Invaders Must Die, Yes and No Line On The Horizon), and probably the best of the bunch. Doves had a very distinctive sound and a wonderfully creative approach to what is still, at heart, guitar-based pop/rock.
Lead track "Jetstream" illustrates this very well, packing some cool noises, a great melody and a real sense of dynamics into its five-and-a-half minutes; from the choppy, tremelo-d guitar leading us in, through sublte picking on a guitar, with a kick coming in after two minutes, heavy phase on the hi-hat and some lovely floaty synth sounds, all building beautifully. It's a trick they repeat with the title track, an almost countrified two-step with strings and everything. Great stuff.
Everything here is very identifiably Doves, with hummable melodies and superb sounds. "10:30" stands out for me for its fantastic build and heads down rock in the middle. There's something controlled and yet borderline psychedelic about it which I love, and if I could, this is the kind of music I'd make.
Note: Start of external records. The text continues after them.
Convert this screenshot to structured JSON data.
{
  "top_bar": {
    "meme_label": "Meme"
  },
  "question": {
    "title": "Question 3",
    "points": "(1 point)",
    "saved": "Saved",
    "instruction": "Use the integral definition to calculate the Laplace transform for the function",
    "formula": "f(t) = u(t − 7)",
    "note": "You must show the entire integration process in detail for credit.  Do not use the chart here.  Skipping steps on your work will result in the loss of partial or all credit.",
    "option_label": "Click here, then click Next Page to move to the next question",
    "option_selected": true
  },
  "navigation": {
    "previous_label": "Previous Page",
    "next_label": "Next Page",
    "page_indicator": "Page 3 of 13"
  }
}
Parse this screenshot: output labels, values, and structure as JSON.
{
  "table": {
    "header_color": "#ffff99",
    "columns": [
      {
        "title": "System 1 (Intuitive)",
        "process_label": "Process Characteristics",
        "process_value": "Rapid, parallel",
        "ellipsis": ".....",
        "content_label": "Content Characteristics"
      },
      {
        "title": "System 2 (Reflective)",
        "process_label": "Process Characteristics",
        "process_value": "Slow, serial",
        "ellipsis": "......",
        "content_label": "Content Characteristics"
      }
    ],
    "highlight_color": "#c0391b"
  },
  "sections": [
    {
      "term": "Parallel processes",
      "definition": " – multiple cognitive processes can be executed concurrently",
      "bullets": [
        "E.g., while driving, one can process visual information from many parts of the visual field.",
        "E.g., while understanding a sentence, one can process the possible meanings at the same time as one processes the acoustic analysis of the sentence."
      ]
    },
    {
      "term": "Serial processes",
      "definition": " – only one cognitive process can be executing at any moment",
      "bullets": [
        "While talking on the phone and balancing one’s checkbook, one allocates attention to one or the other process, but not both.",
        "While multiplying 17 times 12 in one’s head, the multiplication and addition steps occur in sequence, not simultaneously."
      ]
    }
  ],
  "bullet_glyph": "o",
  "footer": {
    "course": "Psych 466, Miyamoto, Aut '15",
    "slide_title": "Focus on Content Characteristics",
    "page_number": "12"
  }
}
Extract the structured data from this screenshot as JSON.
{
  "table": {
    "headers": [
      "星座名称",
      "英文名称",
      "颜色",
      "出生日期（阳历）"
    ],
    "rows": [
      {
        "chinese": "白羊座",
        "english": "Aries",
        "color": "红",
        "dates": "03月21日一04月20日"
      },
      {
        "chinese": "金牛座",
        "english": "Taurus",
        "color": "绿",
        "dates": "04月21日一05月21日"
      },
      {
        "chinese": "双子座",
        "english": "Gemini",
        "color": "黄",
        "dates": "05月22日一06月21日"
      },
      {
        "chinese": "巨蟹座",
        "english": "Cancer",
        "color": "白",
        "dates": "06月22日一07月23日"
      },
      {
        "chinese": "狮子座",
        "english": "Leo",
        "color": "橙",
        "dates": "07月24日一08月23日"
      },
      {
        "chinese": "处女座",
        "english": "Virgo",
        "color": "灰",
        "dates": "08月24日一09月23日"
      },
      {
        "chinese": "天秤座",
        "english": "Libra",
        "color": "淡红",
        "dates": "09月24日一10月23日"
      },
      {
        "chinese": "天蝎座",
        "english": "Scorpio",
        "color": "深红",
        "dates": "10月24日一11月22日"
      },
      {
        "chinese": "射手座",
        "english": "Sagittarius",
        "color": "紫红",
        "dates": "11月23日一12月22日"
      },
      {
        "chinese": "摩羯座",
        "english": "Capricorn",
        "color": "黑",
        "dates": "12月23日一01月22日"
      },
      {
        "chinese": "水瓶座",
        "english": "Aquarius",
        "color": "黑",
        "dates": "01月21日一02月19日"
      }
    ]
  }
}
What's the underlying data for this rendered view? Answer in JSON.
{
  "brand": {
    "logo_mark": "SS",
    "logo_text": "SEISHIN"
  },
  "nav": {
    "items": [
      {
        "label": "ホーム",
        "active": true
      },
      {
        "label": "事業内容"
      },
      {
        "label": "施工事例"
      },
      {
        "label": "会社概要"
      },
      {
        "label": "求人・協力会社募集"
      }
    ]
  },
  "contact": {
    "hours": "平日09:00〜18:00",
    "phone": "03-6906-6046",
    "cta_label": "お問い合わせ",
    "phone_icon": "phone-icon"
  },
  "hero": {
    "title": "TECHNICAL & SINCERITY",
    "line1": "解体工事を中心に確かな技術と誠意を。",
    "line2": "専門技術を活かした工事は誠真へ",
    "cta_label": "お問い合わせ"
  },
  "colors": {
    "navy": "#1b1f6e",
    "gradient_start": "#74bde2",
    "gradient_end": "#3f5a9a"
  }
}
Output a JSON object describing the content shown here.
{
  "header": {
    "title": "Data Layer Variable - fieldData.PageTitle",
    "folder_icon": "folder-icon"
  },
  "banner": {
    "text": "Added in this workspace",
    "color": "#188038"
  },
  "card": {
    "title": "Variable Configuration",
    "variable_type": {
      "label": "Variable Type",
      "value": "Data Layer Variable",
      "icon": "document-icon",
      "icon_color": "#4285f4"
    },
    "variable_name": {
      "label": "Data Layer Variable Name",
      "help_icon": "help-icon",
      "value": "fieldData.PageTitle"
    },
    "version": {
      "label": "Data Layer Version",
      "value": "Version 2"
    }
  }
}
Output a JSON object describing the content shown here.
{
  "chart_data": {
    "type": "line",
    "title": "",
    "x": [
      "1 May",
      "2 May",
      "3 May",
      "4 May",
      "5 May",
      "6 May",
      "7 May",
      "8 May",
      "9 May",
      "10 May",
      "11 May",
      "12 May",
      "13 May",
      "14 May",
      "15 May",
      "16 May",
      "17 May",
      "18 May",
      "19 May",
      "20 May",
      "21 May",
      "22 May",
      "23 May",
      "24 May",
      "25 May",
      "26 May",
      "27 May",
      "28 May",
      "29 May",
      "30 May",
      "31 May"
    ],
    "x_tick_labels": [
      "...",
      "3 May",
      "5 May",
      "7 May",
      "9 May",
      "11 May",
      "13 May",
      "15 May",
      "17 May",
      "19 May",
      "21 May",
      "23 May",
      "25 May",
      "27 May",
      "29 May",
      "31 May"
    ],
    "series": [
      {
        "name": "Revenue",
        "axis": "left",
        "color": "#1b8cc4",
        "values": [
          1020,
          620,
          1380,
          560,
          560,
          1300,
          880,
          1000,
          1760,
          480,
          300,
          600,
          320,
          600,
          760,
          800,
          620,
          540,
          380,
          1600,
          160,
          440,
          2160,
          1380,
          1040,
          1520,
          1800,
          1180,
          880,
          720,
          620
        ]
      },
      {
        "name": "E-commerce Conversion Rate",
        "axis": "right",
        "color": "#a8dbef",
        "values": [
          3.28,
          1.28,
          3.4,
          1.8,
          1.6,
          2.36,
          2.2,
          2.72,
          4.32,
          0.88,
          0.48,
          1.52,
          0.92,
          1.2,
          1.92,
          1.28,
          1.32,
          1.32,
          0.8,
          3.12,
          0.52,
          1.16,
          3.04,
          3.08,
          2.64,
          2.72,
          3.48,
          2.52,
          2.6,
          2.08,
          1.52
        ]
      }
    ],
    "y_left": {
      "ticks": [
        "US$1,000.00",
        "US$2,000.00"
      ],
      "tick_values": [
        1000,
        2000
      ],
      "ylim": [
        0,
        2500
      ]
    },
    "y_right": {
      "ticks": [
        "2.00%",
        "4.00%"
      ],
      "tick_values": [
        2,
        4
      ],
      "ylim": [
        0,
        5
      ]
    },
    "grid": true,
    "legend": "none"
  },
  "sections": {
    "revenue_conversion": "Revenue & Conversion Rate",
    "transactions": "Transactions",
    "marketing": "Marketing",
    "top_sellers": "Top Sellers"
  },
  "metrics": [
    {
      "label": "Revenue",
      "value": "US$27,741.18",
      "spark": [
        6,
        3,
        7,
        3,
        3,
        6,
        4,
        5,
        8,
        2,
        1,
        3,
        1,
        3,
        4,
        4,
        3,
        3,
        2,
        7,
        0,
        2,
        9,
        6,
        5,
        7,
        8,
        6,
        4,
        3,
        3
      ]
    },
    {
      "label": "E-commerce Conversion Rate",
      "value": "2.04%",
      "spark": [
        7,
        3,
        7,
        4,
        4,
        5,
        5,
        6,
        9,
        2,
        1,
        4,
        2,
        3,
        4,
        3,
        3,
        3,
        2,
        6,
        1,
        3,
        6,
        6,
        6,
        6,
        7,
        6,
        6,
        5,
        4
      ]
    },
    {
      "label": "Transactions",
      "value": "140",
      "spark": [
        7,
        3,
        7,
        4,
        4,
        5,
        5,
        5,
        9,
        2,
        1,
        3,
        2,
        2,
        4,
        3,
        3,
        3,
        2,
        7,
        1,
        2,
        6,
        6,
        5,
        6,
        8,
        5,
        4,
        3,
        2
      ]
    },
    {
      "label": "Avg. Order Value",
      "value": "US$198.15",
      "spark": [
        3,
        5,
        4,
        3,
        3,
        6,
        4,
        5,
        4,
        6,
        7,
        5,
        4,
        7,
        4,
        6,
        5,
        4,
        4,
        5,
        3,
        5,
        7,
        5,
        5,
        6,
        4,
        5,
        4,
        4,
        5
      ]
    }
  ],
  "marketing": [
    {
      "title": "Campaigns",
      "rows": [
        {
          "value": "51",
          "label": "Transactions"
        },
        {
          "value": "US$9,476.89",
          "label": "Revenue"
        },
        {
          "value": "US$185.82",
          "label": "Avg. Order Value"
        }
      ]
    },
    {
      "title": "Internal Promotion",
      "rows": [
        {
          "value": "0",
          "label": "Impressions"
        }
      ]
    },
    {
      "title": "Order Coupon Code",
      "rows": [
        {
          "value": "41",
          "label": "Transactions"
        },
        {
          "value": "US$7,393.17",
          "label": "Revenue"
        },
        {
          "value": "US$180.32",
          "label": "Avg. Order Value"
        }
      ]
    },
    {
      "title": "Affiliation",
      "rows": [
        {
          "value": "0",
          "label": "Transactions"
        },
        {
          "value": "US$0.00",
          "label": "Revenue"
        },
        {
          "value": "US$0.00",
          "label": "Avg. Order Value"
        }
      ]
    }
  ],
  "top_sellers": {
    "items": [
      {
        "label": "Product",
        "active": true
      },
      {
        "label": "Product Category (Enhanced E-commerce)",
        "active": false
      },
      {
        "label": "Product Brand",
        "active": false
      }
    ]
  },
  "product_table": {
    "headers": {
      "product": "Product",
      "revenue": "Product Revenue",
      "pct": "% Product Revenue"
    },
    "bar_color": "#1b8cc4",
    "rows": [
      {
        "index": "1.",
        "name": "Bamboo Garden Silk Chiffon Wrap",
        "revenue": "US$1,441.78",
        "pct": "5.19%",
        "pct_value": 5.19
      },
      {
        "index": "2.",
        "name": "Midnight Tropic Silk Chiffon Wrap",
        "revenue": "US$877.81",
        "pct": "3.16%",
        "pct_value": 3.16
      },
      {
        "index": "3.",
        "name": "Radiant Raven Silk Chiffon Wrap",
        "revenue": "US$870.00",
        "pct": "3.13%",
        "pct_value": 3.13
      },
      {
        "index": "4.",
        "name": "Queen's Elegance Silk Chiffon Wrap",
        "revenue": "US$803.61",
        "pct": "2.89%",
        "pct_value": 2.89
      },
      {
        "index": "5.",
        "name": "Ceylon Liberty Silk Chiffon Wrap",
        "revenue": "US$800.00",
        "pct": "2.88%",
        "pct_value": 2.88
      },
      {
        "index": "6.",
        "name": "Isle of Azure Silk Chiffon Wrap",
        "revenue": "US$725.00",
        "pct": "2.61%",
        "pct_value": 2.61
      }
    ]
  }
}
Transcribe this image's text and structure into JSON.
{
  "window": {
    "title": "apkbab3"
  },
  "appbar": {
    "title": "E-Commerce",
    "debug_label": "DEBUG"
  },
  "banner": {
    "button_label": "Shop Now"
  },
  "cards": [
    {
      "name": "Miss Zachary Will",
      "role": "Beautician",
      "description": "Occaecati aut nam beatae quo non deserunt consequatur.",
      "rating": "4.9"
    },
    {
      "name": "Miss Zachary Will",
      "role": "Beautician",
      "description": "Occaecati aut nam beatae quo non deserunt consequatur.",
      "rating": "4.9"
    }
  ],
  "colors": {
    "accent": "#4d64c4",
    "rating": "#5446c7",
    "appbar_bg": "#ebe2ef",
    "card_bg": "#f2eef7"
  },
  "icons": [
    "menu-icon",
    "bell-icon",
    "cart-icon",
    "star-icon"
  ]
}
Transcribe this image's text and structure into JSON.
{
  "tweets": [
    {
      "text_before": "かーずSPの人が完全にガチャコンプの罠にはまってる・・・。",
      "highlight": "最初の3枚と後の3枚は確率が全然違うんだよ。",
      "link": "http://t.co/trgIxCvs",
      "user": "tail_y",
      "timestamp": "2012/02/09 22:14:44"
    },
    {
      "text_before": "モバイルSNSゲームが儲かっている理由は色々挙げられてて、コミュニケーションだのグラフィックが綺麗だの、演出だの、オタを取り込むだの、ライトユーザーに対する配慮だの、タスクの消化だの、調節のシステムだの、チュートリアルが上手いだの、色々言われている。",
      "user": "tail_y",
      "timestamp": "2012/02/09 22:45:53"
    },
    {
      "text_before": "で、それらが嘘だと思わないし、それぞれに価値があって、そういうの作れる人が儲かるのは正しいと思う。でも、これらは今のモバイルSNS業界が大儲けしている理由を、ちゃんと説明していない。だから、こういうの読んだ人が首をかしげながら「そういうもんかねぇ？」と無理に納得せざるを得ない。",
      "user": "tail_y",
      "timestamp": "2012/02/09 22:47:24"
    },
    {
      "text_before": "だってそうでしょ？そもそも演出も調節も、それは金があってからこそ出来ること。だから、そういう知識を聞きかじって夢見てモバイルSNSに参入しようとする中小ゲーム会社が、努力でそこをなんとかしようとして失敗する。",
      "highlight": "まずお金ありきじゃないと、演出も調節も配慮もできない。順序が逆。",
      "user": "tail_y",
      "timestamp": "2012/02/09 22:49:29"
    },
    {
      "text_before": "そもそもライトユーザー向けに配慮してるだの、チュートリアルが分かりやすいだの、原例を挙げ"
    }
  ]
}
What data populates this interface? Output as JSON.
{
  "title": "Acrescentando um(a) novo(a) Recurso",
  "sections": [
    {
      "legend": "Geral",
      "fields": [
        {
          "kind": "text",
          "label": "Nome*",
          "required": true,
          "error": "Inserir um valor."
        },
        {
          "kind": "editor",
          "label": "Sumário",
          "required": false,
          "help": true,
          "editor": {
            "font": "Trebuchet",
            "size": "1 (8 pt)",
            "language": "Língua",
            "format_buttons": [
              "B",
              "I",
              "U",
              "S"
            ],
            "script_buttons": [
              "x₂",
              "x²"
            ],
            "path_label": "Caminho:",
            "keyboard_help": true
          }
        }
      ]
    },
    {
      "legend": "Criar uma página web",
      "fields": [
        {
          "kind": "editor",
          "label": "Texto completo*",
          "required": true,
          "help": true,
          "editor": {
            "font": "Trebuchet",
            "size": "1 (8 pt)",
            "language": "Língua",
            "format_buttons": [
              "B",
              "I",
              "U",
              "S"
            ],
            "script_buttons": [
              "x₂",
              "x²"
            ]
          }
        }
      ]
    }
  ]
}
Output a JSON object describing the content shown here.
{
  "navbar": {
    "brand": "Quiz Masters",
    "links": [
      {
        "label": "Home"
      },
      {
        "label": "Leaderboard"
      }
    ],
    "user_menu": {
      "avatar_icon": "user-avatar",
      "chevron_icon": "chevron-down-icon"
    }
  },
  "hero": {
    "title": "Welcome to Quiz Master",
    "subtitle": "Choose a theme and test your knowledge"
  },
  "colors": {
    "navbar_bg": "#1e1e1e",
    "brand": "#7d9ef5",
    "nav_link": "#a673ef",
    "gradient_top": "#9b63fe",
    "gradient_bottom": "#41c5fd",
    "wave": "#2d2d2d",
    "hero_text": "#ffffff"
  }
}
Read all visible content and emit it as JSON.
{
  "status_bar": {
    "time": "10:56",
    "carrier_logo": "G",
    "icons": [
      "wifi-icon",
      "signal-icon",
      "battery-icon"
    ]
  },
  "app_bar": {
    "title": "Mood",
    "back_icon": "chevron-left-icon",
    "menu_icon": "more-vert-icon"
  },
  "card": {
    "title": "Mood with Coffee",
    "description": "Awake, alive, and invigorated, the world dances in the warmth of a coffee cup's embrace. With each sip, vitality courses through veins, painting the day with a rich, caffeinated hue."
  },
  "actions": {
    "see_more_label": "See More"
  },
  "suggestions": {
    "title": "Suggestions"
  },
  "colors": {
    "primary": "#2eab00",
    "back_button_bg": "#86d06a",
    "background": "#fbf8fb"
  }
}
The slower tracks are also good, although not my favourite of theirs - I think they sounds very close to Elbow, who do it slightly better.
At the time of writing, Kingdom Of Rust is Doves' last album, which is a shame because all four of their releases are superb. Officially they are "on hiatus", but the three members have all subsequently released albums in separate acts, and given their level of success relative to Doves, I find it hard to believe that if they were happy to work together again that they wouldn't have done so by now.